##### RECORDS SUPPLIED

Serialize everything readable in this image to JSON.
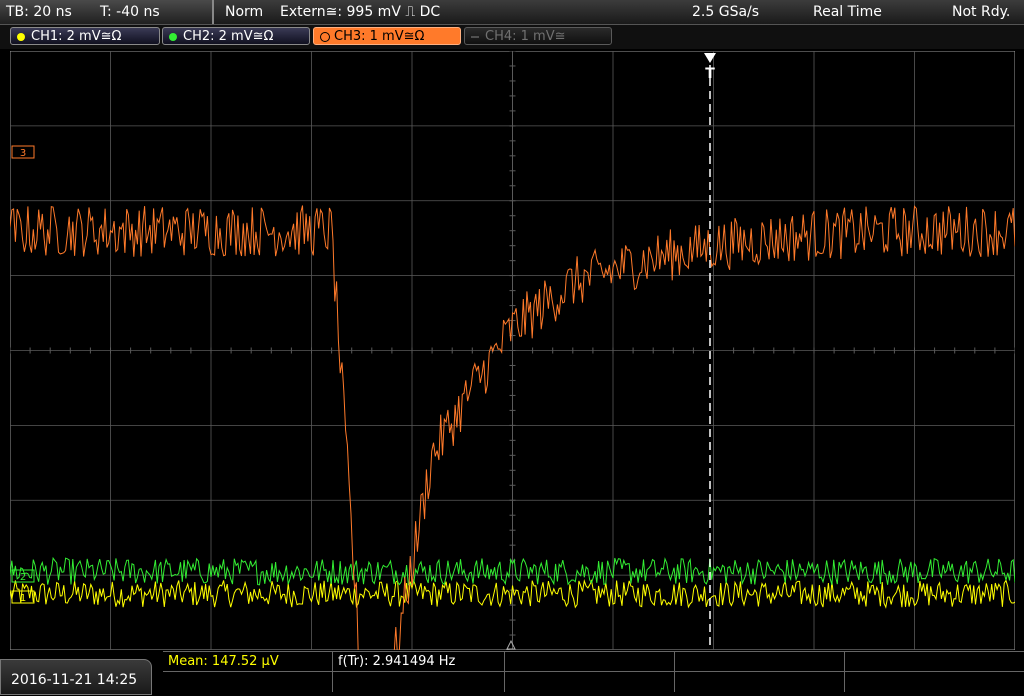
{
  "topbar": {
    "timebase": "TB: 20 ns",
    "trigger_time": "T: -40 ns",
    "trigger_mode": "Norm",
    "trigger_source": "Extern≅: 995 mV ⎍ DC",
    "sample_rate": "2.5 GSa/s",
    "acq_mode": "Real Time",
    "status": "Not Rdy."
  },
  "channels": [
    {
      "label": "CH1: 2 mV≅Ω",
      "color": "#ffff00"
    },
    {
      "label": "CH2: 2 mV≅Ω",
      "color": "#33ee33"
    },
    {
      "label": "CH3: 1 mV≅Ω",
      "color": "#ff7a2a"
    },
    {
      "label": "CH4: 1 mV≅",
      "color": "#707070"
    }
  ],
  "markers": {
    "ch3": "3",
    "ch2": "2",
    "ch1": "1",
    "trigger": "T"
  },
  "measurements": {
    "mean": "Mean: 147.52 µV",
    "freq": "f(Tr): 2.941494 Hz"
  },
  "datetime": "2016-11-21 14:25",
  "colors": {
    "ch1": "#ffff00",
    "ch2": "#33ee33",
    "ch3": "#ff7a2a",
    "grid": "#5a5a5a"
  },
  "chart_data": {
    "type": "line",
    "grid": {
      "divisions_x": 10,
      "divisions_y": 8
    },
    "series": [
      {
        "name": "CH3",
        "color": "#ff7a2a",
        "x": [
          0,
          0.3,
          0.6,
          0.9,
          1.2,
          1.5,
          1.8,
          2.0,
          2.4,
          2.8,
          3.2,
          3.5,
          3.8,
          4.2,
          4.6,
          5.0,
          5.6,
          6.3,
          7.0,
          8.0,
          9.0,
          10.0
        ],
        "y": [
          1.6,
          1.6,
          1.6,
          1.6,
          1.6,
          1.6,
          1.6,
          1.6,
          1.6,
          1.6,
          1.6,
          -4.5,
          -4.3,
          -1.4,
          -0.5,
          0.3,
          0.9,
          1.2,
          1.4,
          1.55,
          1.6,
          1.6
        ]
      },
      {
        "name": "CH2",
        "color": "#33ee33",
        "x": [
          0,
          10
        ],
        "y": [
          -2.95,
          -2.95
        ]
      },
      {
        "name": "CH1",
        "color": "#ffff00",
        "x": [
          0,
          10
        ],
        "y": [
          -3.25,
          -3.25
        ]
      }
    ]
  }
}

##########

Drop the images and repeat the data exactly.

Serialize everything readable in this image to JSON.
{
  "topbar": {
    "timebase": "TB: 20 ns",
    "trigger_time": "T: -40 ns",
    "trigger_mode": "Norm",
    "trigger_source": "Extern≅: 995 mV ⎍ DC",
    "sample_rate": "2.5 GSa/s",
    "acq_mode": "Real Time",
    "status": "Not Rdy."
  },
  "channels": [
    {
      "label": "CH1: 2 mV≅Ω",
      "color": "#ffff00"
    },
    {
      "label": "CH2: 2 mV≅Ω",
      "color": "#33ee33"
    },
    {
      "label": "CH3: 1 mV≅Ω",
      "color": "#ff7a2a"
    },
    {
      "label": "CH4: 1 mV≅",
      "color": "#707070"
    }
  ],
  "markers": {
    "ch3": "3",
    "ch2": "2",
    "ch1": "1",
    "trigger": "T"
  },
  "measurements": {
    "mean": "Mean: 147.52 µV",
    "freq": "f(Tr): 2.941494 Hz"
  },
  "datetime": "2016-11-21 14:25",
  "colors": {
    "ch1": "#ffff00",
    "ch2": "#33ee33",
    "ch3": "#ff7a2a",
    "grid": "#5a5a5a"
  },
  "chart_data": {
    "type": "line",
    "grid": {
      "divisions_x": 10,
      "divisions_y": 8
    },
    "series": [
      {
        "name": "CH3",
        "color": "#ff7a2a",
        "x": [
          0,
          0.3,
          0.6,
          0.9,
          1.2,
          1.5,
          1.8,
          2.0,
          2.4,
          2.8,
          3.2,
          3.5,
          3.8,
          4.2,
          4.6,
          5.0,
          5.6,
          6.3,
          7.0,
          8.0,
          9.0,
          10.0
        ],
        "y": [
          1.6,
          1.6,
          1.6,
          1.6,
          1.6,
          1.6,
          1.6,
          1.6,
          1.6,
          1.6,
          1.6,
          -4.5,
          -4.3,
          -1.4,
          -0.5,
          0.3,
          0.9,
          1.2,
          1.4,
          1.55,
          1.6,
          1.6
        ]
      },
      {
        "name": "CH2",
        "color": "#33ee33",
        "x": [
          0,
          10
        ],
        "y": [
          -2.95,
          -2.95
        ]
      },
      {
        "name": "CH1",
        "color": "#ffff00",
        "x": [
          0,
          10
        ],
        "y": [
          -3.25,
          -3.25
        ]
      }
    ]
  }
}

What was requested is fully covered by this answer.